A People's History of American Empire by Howard Zinn
Noam Chomsky: WikiLeaks Cables Reveal "Profound Hatred for Democracy on the Part of Our Political Leadership"This is a rush transcript. Copy may not be in its final form. AMY GOODMAN: For reaction to the WikiLeaks documents, we’re joined now by world-renowned political dissident and linguist Noam Chomsky, Professor Emeritus at Massachusetts Institute of Technology, author of over a hundred books, including his latest, Hopes and Prospects. Well, 40 years ago, Noam and the late historian Howard Zinn helped government whistleblower Daniel Ellsberg edit and release the Pentagon Papers, the top-secret internal U.S. history of the Vietnam War. Noam Chomsky joins us now from Boston. It’s good to have you back again, Noam. NOAM CHOMSKY: Dan and I were friends. AMY GOODMAN: So, explain, though, how it worked. NOAM CHOMSKY: From Dan and — Dan Ellsberg and Tony Russo, who had done the xeroxing and the preparation of the material, yes, directly. AMY GOODMAN: [inaudible] exactly did you edit? NOAM CHOMSKY: Well, we didn’t modify anything. NOAM CHOMSKY: Outside of Dan Ellsberg and Tony Russo, yes. [break]
Anarchy In Your Head » Archive » The Slave TestAre you a slave? Recently I wrote about how governments manufacture and evoke powerful symbols to essentially brainwash us and keep us obedient. I used an analogy of similar tactics in the past to efficiently maintain the obedience of household slaves. I have a friend who claims my language is far too strong. He says I overuse words like “violence” and “slave” to artificially infuse my arguments with emotion when I’m talking about governments. The slave test is very simple and fair. So let’s consider what it really means to be a slave.
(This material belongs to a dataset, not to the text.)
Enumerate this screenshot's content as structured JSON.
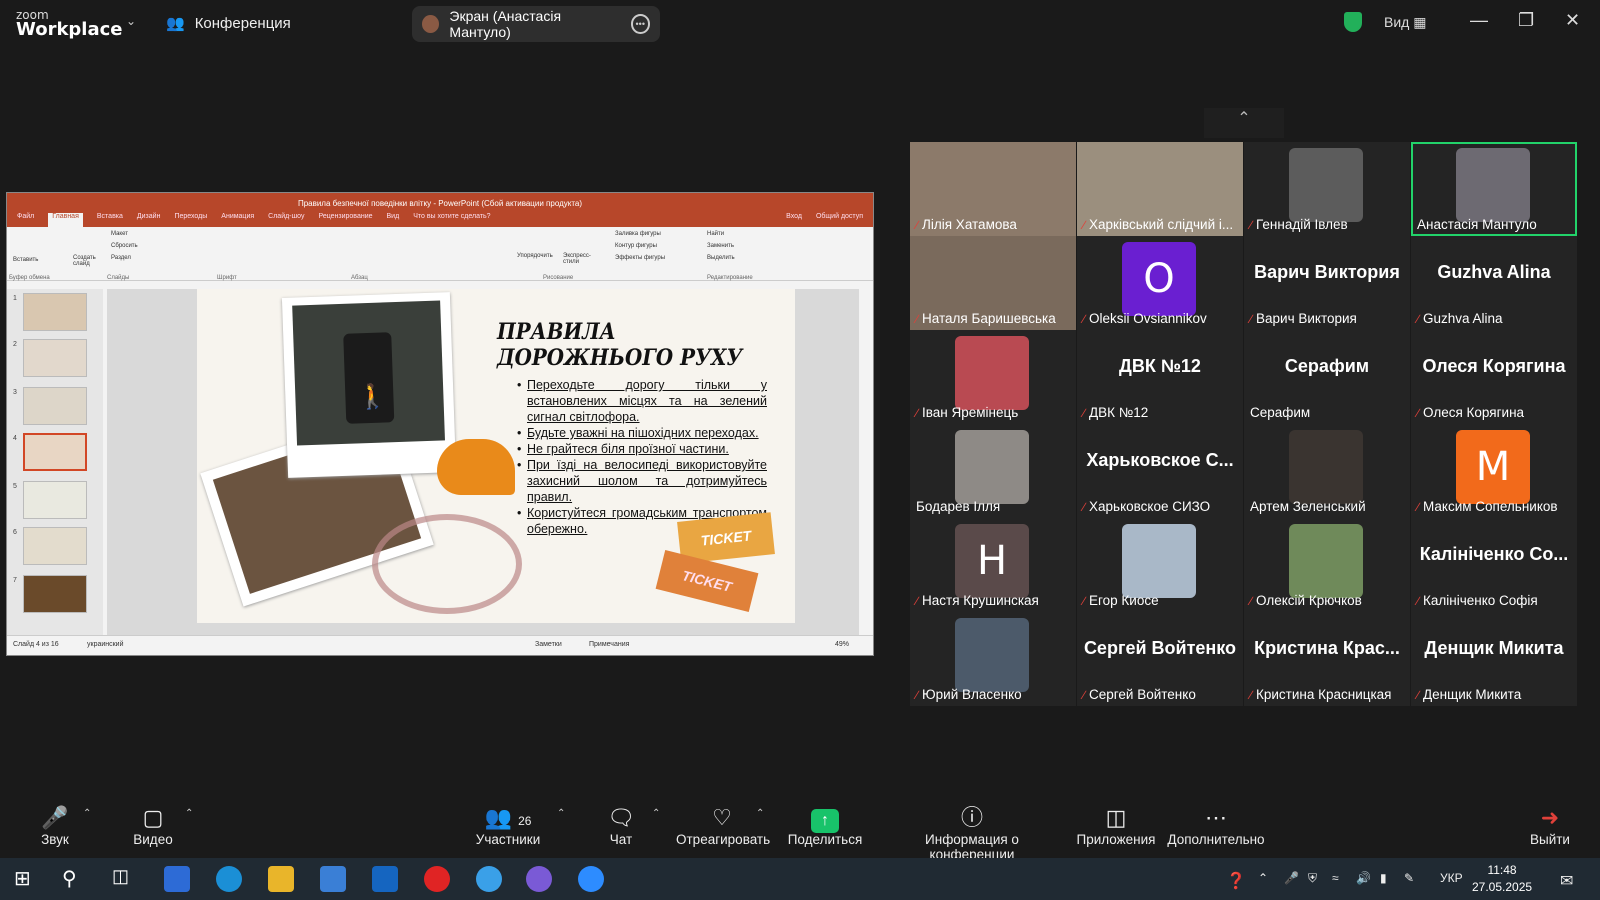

An important part of the slave test is to avoid engaging in any aggressive behavior that might actually justify violent intervention. Bearing that in mind, the slave test is incredibly simple. Stay tuned!